We are running to eliminate Asia’s wealthiest families by 2020. Today, we’re taking a look at Asia’s second richest family: the Kivok family. Their combined net worth of $ 33 billion is taken from Sun Hung Kai Properties, the world’s second largest real estate company. Sun Hung Kai Properties is one of the largest real estate developers and landlords in Hong Kong. The family also comes with plenty of drama to add some quality to their property. Critically, however, the Kyoka family drama is like a soap opera or telenovela – they have billionaires, mistresses, feudal siblings, arrests, kidnappings, corruption charges, and suspected mental illness.
Kwok Tak-seng established Sun Hung Kai Properties in 1963. He was born in Zhongshan and moved to Hong Kong after World War II. He made his real estate firm a huge success by entering every field of property business from residential to commercial to hotel to industrial development. She was aided in part by a three-decade-long increase in the price of homes in Hong Kong. Originally, Kwok and Sun Hung Kai properties were in the right place at the right time.
In Hong Kong, only a handful of families control real estate, shopping centers and utilities. The Kwok family is one of those families. A college graduate makes a starting salary of $ 25,000 in Hong Kong. The average rent for a two-bedroom apartment in a building owned by Kwok is going to run you over $ 4,000 per month. Hong Kong real estate is the most expensive in the world in terms of price per square foot. Sun Hung Kai Properties is the largest landowner in Hong Kong and is one of the main reasons that the cost of living in Hong Kong has skyrocketed over the past few decades.
Kwok Tak-seng had three sons, Walter, Thomas and Raymond. He died on 30 October 1990 at the age of 79. His real estate empire was given to his oldest son Walter.
Walter was kidnapped in September 1997 by the notorious underworld gangster Cheung Tje-kyung. Walter was beaten, stripped down to his underwear and kept in a wooden box. Cheung demanded $ 110 million from the Kwok family for Walter’s return. As legend has it, either Walter’s mother Kwang Siu-hing, or his wife Wendy allegedly had a secret meeting with the kidnapper. Seven days after Walter’s kidnapping, the ransom was paid for through 20 large bags of cash. Chyung was captured on mainland China and executed in 1998 by the firing squad. It is said that Walter was never the same after the abduction. Officially, he was diagnosed as bipolar.

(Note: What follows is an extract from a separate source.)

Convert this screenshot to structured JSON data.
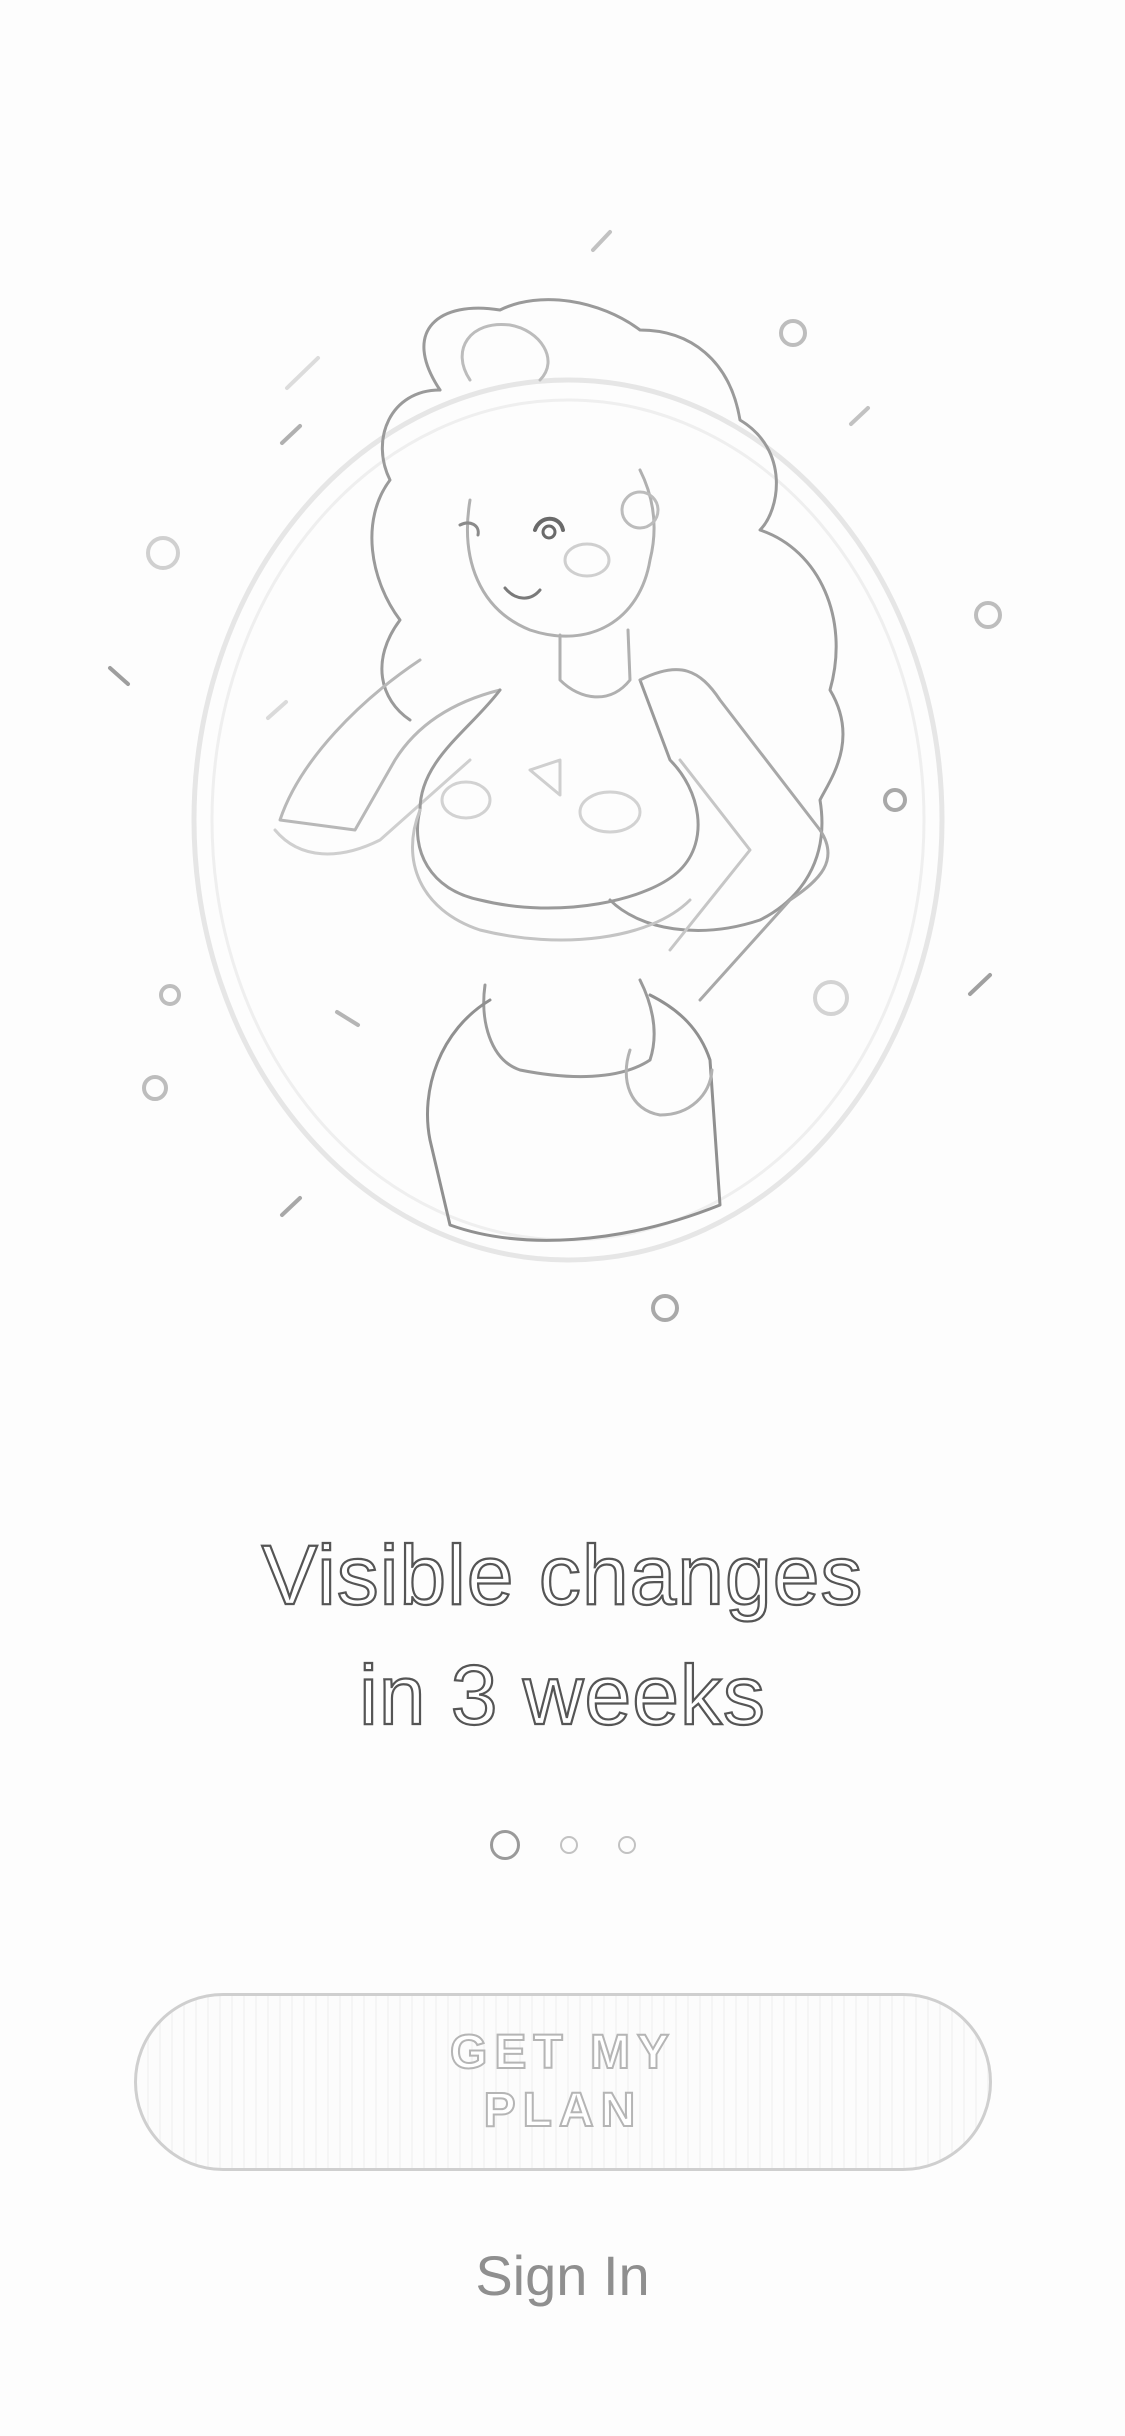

The Walter drama does not stop there. Allegedly, the family was angry with him as he was having a detour behind his wife’s back. Not only was he cheating, but he also tried to get his mistress a seat on the board of directors of Sun Hung Kai Properties. His mistress was a lawyer he had known for over 35 years – dating back before marrying his wife, Wendy. They dated when Walter was young because his father did not approve of their relationship. He was allegedly initiated after his abduction.
So let’s revisit: kidnapping, mental illness, infidelity, and a boardroom coup. The quarrel of the Kwok family was public and incredibly bad. Walter eventually filed a defamation suit against his brothers for allegations that are not only in letters sent to his mother, but also on the board of directors of Sun Hung Kai Properties. Allegedly, Thomas and Raymond said that Walter’s bipolar disorder left him unfit for a job as president and CEO of the family business. Walter was eventually released from the family. His mother took over as president. Eventually, Thomas and Raymond became co-chairs.
In the end, the situation may be normal for the Kwok family. Except, apparently drama and hijinks are normal for this family. In March 2012, Thomas and Raymond Kwok were arrested on charges of bribery against the Corruption Commission. Between 2005 and 2007, Thomas paid Hong Kong Chief Secretary Rafael Hui $ 3.7 million. That role is the second most powerful officer. Thomas claimed that the payments were for a consulting fee but if it was true, why was he paid in cash? Thomas Kwok was sentenced to five years. Reportedly, Walter gave police the information that led to Thomas’ arrest.
Thomas Kwok was convicted in December 2014 of “conspiracy to commit misconduct in public office”. Raymond Kwok was released from all charges. Thomas was sentenced to five years in prison and a $ 500,000 fine. He immediately resigned from Sun Hung Kai Properties as chairman, managing director and executive director.
Walter Kwoke died at the age of 68 on October 20, 2018, two months after suffering a stroke. Walter’s son Geoffrey Kwok was named non-executive director of Sun Hung Kai Properties in 2018. Thomas Kwok resumed the family business in 2020 after completing his prison term.